Lam, in a pre-recorded televised message, on Wednesday formally withdrew the bill, acceding to one of the democracy protesters’ five demands.
The mainland’s official China Daily said on Thursday that the withdrawal of the bill was an olive branch that leaves demonstrators with no excuse to continue violence.
But protesters have said the withdrawal is too little, too late and are standing firm on their other demands including universal suffrage and an independent investigation into police actions during the protests that started in June. More than 1,100 people have been arrested as a result of the protests.

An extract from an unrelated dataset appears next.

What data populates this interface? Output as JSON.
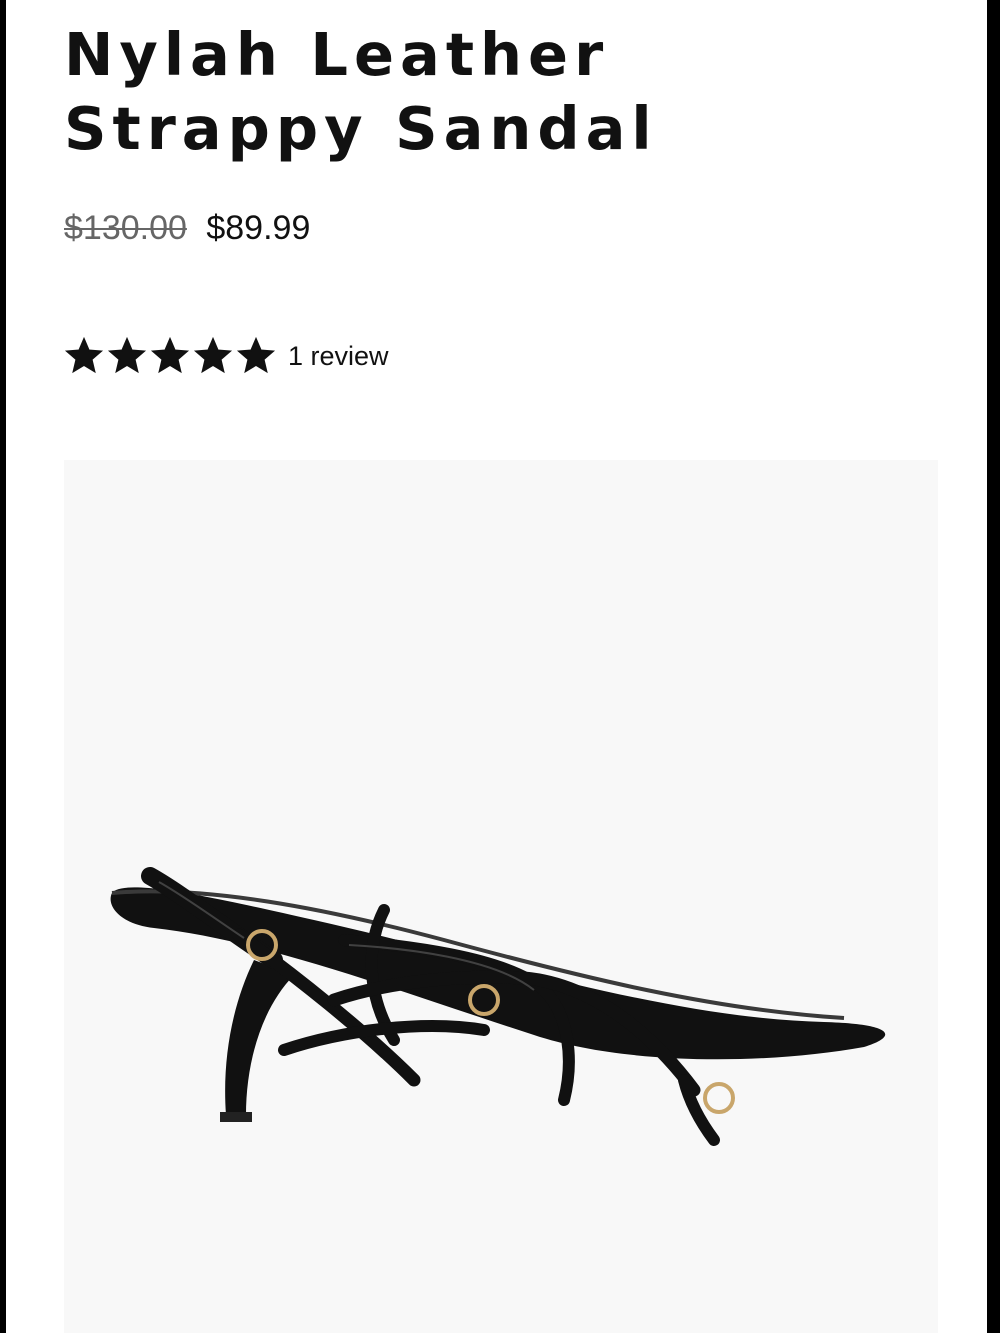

“She has by no means indicated that she will appease or bow to any of the other demands,” Al Jazeera’s Sarah Clarke said from Hong Kong.
“This has morphed into a wider movement. It’s not just about the extradition bill any more. This has become very much a movement and a push for greater freedom of speech and democracy.”
Beijing-backed Lam is due to speak to the media at 11:15am (03:15 GMT) before she departs for a trip to China’s Guangxi province on Thursday afternoon.
Skirmishes broke out in some districts late on Wednesday after Lam’s announcement, which came after a weekend of some of the most violent protests the city has seen over the past three months.
Police said a suspected petrol bomb was hurled at a luxury property in Kowloon district in the early hours of Thursday and the suspects fled on a motorbike. Local newspaper Apple Daily said the house belonged to Jimmy Lai, who was in the property at the time. The publishing tycoon Lai is an outspoken critic of Beijing.
The city has been roiled by some of the worst violence in decades, with protesters burning barricades and throwing petrol bombs and police retaliating with water cannon, tear gas and batons.
The bill, which would have allowed people in Hong Kong to be sent to China for trial in courts controlled by the Communist Party, was seen as the latest example of what many residents see as ever-tighter control by the mainland, despite the promise of autonomy.
The former British colony was handed back to China in 1997 under a “one country, two systems” framework that gave the city of more than seven million people more freedoms than those on the mainland, including an independent judiciary.
China denies meddling in Hong Kong’s affairs and accuses Western countries of inciting the protests.
The Hong Kong government took out a full-page advertisement in the Australian Financial Review on Thursday saying it is “determined to achieve a peaceful, rational and reasonable resolution” and is resolutely committed to “One Country, Two Systems”.
It ends the advertisement by saying: “We will no doubt bounce back. We always do”.